The framework for diagnosing performance problems of paid professionals has been available to leaders for nearly fifty years.  Dr. Robert F. Mager and Peter Pipe first developed and published the Performance Analysis Flow Diagram in 1970.  This simple model offers a systematic process for troubleshooting performance problems.  The flowchart has served as a guiding source for the work of human performance technologists and leaders across the globe. 

Wait.  Who?  What?

That is exactly the point.  The resource developed by Mager and Pipe is an example of brilliance of which most people have never heard.  This tool could be and should be used by every person who leads others in a for-profit environment.  But it’s not. 

With great honor to the work of Mager and Pipe, The Volunteer Performance Analysis Model is a simple, linear tool that guides the leader of volunteers through a different level of Discovery.  Asking the right questions when Coaching and observing volunteers’ work unveils the root cause(s) of the volunteer’s shortcoming in their task performance and behavior. 
These insights lead to a more targeted solution that best honors the passions of the volunteer while upholding the integrity of the organization.            

The Volunteer Performance Analysis Model rests upon a few basic principles.  Since the head, heart and hands are the potential sources for performance shortfalls, the model assumes that one or a combination of the following are the root cause(s):  1) the volunteer doesn’t know, 2) the volunteer can’t do, or 3) the volunteer doesn’t care.  Leaders can confidently distill all performance and behavior challenges down to this triumvirate of reasons.  The model also acknowledges that from where the root causes emanate
could be either a) internal to the volunteer or b) external to the volunteer.  Essentially, the reason(s) the volunteer is not performing to expectation is/are coming from within them or influenced by an outside source. 

The resulting six potential root causes for unmet volunteer performance expectations lead to a recommended solution.  Yes, continued learning and preparation is evident in the mix.  So is parting ways with a volunteer. 
They have their place in the model.  These two solutions are viable for
some volunteer performance challenges while dispelling the notion that
they are the only answers to all issues that arise.  

The best way to more deeply understand how The Volunteer Performance Analysis Model applies to assessing and diagnosing shortfalls is through the voices of volunteers and leaders of volunteers included in the book, "Engaging the Head, Heart and Hands of a Volunteer."  Listen to their stories to more clearly see how the best solution becomes apparent after methodical analysis.   

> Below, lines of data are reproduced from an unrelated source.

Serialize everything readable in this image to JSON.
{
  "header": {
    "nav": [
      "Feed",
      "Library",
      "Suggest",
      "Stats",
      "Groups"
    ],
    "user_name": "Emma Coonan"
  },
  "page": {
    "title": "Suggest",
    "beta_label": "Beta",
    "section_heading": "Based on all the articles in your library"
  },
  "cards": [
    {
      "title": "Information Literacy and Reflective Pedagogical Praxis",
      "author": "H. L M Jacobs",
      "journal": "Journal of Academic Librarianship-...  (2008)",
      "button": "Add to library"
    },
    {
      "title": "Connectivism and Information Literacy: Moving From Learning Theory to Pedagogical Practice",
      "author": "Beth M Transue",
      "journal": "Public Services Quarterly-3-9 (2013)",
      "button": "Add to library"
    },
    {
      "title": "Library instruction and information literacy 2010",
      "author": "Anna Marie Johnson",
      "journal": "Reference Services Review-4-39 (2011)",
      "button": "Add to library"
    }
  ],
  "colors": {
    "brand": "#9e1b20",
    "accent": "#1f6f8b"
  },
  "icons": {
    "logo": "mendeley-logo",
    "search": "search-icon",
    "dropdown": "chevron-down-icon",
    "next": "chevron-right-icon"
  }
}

Leaders are forewarned . . . the model describes external sources for performance shortfalls, and the exterior obstacle may prove to be the leaders themselves.  If the root cause is outside the volunteer and not the leader,
the circumstance is often directly within the leader’s influence. 
Leaders are warned in advance so they can be prepared to assume their part of the responsibility for volunteers who are perceived as not meeting expectations.  The model requires a measure of introspection and humility from the leader.  Leadership self-awareness is built in to the framework.  Volunteer performance analysis is less about placing blame or skirting responsibility and more about ensuring every volunteer has full opportunity to serve at their best.

guiding leaders of volunteers to feed the passion of those who choose to serve


becoming a volunteer performance analyst